It isn't only school playgrounds where friendships are made and lost. Teaching is a demanding job that requires support and teamwork. But how useful is it to become friends rather than just colleagues? And what are the problems to be aware of to ensure things don't go wrong?
Sandra Aldridge, a business psychologist, says that around 80 per cent of people have met at least one good friend at work. "People thrive on having someone to talk to, share successes and failures with, and to inject a bit of fun along the way," she says.
According to Ms Aldridge, there are other advantages when teachers' professional relationships become personal. "There can be more co-operation, energy and creativity among those that rate themselves as close friends," she says, "probably because friends feel freer and more able to openly express themselves without fear of retribution."

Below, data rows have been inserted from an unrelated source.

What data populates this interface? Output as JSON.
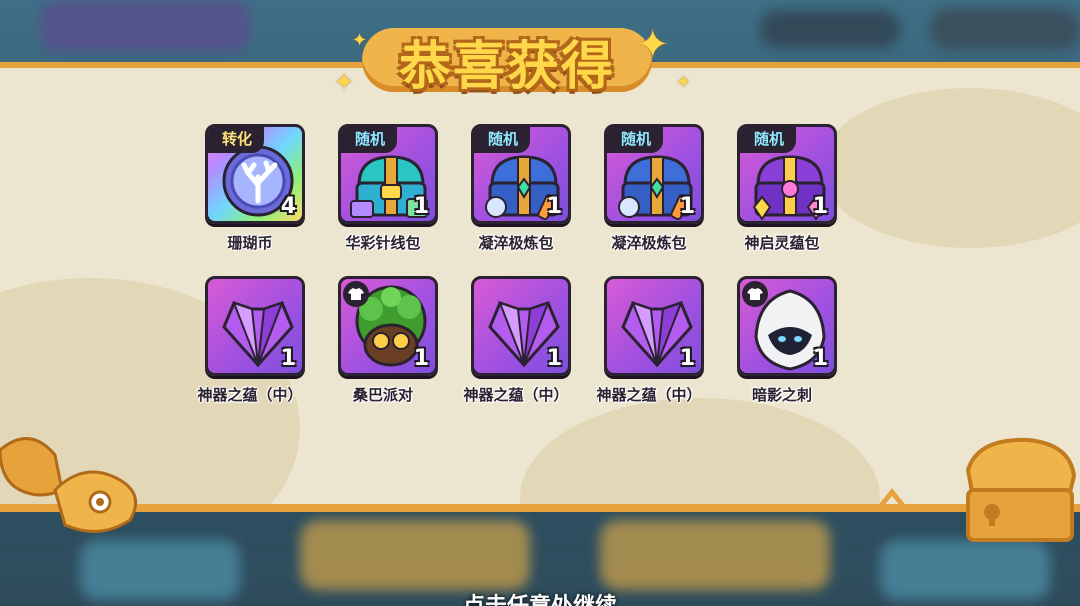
{
  "popup": {
    "title": "恭喜获得",
    "continue_hint": "点击任意处继续"
  },
  "rewards": [
    {
      "tag": "转化",
      "name": "珊瑚币",
      "qty": "4",
      "icon": "coral-coin-icon",
      "tag_type": "convert"
    },
    {
      "tag": "随机",
      "name": "华彩针线包",
      "qty": "1",
      "icon": "sewing-chest-icon",
      "tag_type": "random"
    },
    {
      "tag": "随机",
      "name": "凝淬极炼包",
      "qty": "1",
      "icon": "refining-chest-icon",
      "tag_type": "random"
    },
    {
      "tag": "随机",
      "name": "凝淬极炼包",
      "qty": "1",
      "icon": "refining-chest-icon",
      "tag_type": "random"
    },
    {
      "tag": "随机",
      "name": "神启灵蕴包",
      "qty": "1",
      "icon": "divine-chest-icon",
      "tag_type": "random"
    },
    {
      "name": "神器之蕴（中）",
      "qty": "1",
      "icon": "purple-crystal-icon"
    },
    {
      "name": "桑巴派对",
      "qty": "1",
      "icon": "samba-costume-icon",
      "badge": "shirt-icon"
    },
    {
      "name": "神器之蕴（中）",
      "qty": "1",
      "icon": "purple-crystal-icon"
    },
    {
      "name": "神器之蕴（中）",
      "qty": "1",
      "icon": "purple-crystal-icon"
    },
    {
      "name": "暗影之刺",
      "qty": "1",
      "icon": "shadow-hood-icon",
      "badge": "shirt-icon"
    }
  ],
  "colors": {
    "panel": "#ece5cf",
    "trim": "#e7a33b",
    "title_fill": "#ffd84a",
    "tile_purple": "#a251e0",
    "tag_convert": "#ffe27a",
    "tag_random": "#8fe7ff"
  }
}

For Year 6 teacher Rebecca Wiggins, who works at Elmbridge Junior School in Gloucester, this has certainly been the case. "Victoria [another teacher] and I have been friends since the day that she started at Elmbridge," she explains. "She knows I've got her back and I know that she has got mine."
For Ms Wiggins, having a close friend at school also aids her professionalism and helps her to look at things from different angles. "Our styles complement each other, as she is neat, organised and a "doer", whereas I'm creative and like a mess. She is my moderator, and with only one look, I know if my ideas are workable or not."
As with any personal interaction, it can be tricky when friendships go wrong, particularly with the complications of maintaining a working relationship. This is something Sara Nicholls, 43, a history teacher at a south London comprehensive, knows first-hand. "When I first started, I quickly became friendly with a woman of about my age in the department. At first, it was great. But it turned out that she'd been saying unprofessional things behind my back."
Ms Nicolls began to find herself tarred with the same brush. "This colleague had a reputation for having lost interest in the job. People began to assume that I was the same. It was difficult to distance myself, even once I knew what she was really like."
Ms Aldridge agrees that caution is vital with work friends. "Staffrooms can be hotbeds of gossip, so it's best to treat things with scepticism until you know who can be trusted. Friendships that turn sour can be disruptive in a school setting, where teachers are drawn into taking sides," she says.
Overall, though, the benefits can outweigh the risks, particularly when stress and emotional demands take their toll. As Ms Aldridge explains: "Outside friends and family can be supportive, but may not understand the unique pressures of teaching." In short, make friends with your colleagues, but remember the boundaries. Good friendships could be enriching both personally and professionally.
THINGS TO REMEMBER
- Don't disclose too much personal information too soon.
- Try to talk about things outside of work as well as school.
- Look for people with shared interests and values.